*** Data in this exercise ***

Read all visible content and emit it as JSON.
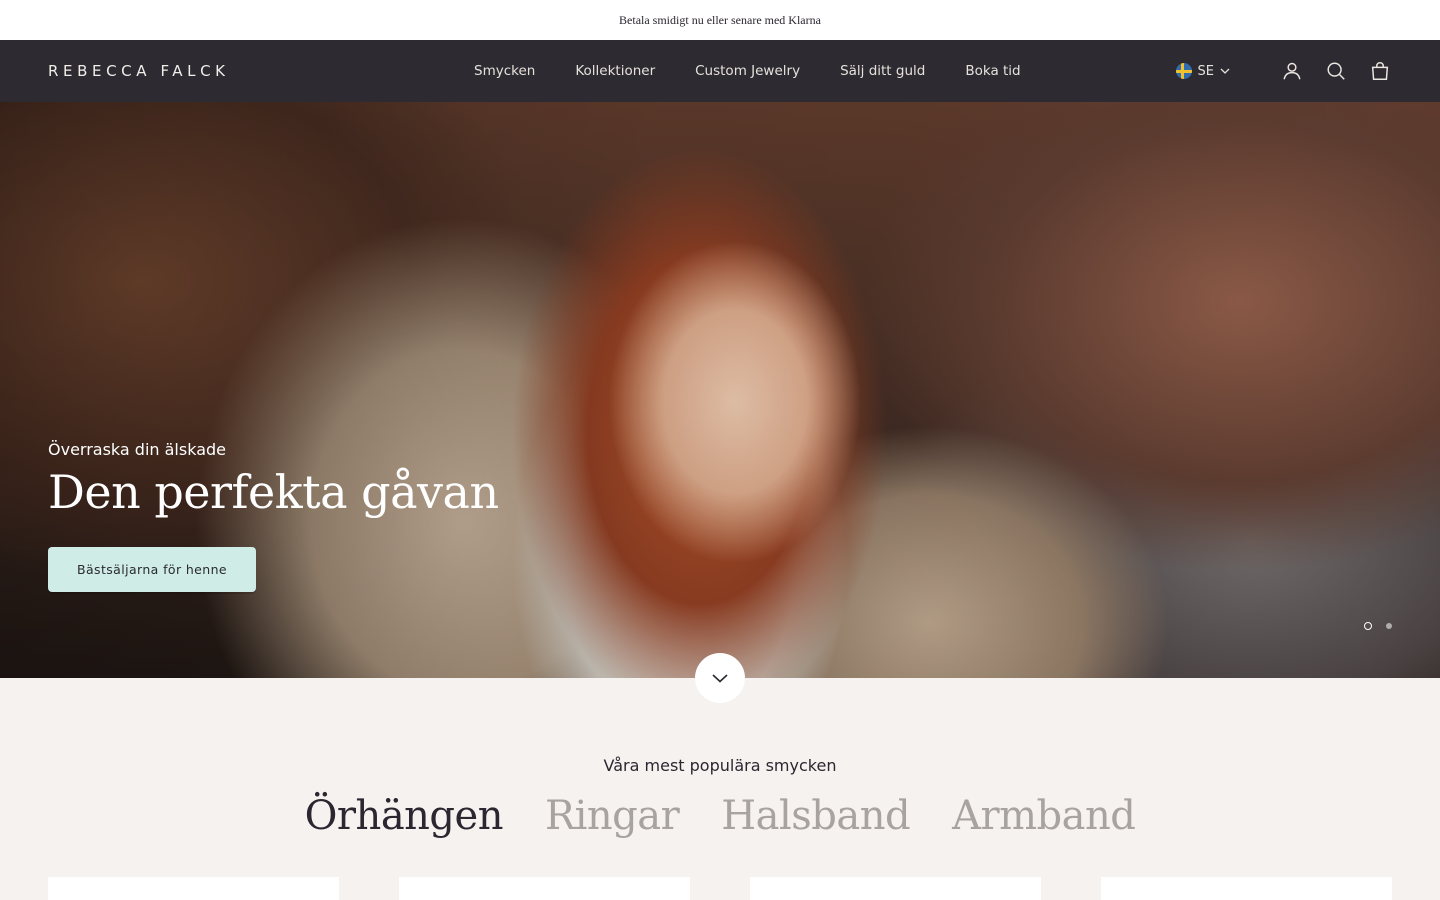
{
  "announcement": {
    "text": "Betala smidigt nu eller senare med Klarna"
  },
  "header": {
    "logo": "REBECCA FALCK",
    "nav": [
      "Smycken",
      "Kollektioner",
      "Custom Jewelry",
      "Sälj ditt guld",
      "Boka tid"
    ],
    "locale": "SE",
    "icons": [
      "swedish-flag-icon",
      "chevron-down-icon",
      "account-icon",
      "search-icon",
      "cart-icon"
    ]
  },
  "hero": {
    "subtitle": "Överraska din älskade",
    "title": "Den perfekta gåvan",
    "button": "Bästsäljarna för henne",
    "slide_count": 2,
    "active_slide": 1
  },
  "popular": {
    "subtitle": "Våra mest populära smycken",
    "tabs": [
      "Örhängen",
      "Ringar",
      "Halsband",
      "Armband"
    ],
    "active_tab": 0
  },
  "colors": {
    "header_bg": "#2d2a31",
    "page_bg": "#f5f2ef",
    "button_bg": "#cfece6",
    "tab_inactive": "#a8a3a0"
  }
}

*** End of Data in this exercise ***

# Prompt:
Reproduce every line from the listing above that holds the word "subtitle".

# Result of this task:
    "subtitle": "Överraska din älskade",
    "subtitle": "Våra mest populära smycken",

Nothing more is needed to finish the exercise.